Exercise directions: The reply has to be a number alone, equal to how many lines in the entries below hold the string "dong".
------------------------------------------------------------
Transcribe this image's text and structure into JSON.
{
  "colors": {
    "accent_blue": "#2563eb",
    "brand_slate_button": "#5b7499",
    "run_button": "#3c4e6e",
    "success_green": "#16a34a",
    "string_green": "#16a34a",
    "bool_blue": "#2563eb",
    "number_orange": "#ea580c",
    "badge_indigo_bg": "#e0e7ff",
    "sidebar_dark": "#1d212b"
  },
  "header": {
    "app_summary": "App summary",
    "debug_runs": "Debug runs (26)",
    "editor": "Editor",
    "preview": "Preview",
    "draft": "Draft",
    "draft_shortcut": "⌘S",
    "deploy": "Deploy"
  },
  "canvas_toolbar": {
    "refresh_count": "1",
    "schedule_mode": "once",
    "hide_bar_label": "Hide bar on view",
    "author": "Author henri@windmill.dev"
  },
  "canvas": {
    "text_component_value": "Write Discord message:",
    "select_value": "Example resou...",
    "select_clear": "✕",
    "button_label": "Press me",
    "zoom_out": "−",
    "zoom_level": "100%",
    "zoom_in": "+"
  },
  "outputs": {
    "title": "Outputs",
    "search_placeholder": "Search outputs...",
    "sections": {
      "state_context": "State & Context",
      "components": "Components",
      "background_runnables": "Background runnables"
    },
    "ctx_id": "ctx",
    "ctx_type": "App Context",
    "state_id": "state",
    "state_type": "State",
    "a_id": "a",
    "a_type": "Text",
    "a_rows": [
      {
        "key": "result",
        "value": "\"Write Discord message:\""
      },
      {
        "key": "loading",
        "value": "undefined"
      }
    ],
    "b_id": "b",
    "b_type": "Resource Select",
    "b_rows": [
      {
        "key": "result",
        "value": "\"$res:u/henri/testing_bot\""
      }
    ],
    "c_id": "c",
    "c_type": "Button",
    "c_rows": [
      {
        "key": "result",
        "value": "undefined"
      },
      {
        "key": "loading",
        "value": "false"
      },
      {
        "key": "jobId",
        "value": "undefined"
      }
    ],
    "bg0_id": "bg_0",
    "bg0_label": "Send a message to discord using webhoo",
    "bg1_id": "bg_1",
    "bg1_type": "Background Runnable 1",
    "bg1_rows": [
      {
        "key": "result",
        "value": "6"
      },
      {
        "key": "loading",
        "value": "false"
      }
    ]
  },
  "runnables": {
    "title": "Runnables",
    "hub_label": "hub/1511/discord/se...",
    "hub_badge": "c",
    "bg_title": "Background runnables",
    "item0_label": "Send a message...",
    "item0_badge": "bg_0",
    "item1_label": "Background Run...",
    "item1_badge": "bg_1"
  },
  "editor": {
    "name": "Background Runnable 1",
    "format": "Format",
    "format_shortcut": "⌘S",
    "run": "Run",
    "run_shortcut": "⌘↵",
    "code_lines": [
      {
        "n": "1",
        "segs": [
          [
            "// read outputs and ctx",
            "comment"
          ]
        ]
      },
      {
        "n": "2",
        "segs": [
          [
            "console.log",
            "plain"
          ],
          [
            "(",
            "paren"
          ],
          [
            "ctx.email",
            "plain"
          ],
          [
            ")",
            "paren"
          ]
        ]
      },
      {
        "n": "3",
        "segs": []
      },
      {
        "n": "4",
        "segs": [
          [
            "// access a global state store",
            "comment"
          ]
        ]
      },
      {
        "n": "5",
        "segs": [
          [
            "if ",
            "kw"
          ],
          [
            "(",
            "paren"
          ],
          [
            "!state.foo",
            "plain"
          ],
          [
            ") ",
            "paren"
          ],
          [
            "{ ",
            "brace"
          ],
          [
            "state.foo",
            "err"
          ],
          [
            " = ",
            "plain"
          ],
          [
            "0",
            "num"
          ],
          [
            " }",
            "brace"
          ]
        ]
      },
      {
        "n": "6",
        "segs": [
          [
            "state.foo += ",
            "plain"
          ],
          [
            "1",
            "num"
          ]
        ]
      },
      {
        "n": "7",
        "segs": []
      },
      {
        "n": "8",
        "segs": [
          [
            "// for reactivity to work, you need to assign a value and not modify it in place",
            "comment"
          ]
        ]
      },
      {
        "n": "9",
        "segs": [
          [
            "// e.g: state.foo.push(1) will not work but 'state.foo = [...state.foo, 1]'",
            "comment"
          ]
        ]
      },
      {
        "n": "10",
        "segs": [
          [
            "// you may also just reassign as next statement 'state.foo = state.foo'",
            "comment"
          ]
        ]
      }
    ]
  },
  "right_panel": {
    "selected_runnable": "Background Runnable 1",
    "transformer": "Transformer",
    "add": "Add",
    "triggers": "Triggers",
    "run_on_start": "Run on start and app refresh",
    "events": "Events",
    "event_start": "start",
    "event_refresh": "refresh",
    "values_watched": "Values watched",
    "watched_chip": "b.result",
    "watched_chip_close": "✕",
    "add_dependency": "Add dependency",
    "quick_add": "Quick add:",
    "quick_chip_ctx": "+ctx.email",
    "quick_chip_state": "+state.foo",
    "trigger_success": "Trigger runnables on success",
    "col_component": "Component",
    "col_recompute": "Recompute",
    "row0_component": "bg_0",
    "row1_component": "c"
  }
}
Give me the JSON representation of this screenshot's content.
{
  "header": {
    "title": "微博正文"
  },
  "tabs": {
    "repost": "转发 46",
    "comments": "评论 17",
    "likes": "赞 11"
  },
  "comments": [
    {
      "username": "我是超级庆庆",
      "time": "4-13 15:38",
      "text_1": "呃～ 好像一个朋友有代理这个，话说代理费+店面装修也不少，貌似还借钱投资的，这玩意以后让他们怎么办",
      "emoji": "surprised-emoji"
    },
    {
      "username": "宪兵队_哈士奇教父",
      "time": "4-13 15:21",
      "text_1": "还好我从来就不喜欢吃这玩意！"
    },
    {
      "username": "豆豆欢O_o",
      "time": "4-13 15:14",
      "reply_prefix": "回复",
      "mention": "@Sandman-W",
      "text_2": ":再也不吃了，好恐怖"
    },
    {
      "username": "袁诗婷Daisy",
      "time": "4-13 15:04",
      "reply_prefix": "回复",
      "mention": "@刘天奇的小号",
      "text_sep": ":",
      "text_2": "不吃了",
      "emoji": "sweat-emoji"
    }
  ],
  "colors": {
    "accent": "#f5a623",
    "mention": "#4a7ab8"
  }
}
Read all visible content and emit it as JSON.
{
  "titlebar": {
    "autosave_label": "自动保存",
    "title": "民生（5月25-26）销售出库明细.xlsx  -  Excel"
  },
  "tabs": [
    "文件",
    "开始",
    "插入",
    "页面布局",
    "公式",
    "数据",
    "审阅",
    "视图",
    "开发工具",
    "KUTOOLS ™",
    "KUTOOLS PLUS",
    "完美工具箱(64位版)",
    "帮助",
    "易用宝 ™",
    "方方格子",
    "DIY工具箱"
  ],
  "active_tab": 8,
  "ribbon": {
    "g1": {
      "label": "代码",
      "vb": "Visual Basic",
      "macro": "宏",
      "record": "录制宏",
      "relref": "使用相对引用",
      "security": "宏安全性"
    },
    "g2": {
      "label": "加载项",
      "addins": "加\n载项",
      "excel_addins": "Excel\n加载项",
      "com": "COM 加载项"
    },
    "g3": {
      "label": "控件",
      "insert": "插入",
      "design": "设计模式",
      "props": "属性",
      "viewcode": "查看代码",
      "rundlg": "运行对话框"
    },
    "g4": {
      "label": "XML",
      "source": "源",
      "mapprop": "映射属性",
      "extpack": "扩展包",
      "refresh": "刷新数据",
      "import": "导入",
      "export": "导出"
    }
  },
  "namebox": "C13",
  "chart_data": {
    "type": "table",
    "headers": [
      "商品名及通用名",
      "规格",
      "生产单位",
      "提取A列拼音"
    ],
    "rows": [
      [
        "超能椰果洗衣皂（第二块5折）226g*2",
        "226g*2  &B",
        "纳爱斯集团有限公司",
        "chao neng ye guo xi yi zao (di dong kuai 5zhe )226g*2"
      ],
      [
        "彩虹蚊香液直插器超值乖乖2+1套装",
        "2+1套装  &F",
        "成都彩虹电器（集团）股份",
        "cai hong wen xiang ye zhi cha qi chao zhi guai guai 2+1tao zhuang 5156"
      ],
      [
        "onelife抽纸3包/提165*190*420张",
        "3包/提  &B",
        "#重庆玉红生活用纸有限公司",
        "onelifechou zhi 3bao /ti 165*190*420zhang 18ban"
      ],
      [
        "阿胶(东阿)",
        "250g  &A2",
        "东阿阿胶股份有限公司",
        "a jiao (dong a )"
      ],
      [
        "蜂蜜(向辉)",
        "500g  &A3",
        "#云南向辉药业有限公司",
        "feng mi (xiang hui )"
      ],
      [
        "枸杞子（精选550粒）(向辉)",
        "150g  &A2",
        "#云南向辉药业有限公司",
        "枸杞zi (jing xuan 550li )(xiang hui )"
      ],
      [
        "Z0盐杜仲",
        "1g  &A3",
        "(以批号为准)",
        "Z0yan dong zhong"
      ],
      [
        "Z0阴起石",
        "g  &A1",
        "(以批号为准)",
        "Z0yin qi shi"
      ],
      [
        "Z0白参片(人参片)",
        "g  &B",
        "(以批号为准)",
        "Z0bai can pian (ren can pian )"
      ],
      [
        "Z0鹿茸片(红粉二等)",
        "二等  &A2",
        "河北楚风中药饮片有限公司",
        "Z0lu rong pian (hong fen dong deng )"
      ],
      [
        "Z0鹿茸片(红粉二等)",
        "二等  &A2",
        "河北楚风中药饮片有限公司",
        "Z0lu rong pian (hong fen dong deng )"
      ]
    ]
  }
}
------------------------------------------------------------
Result of the exercise: 5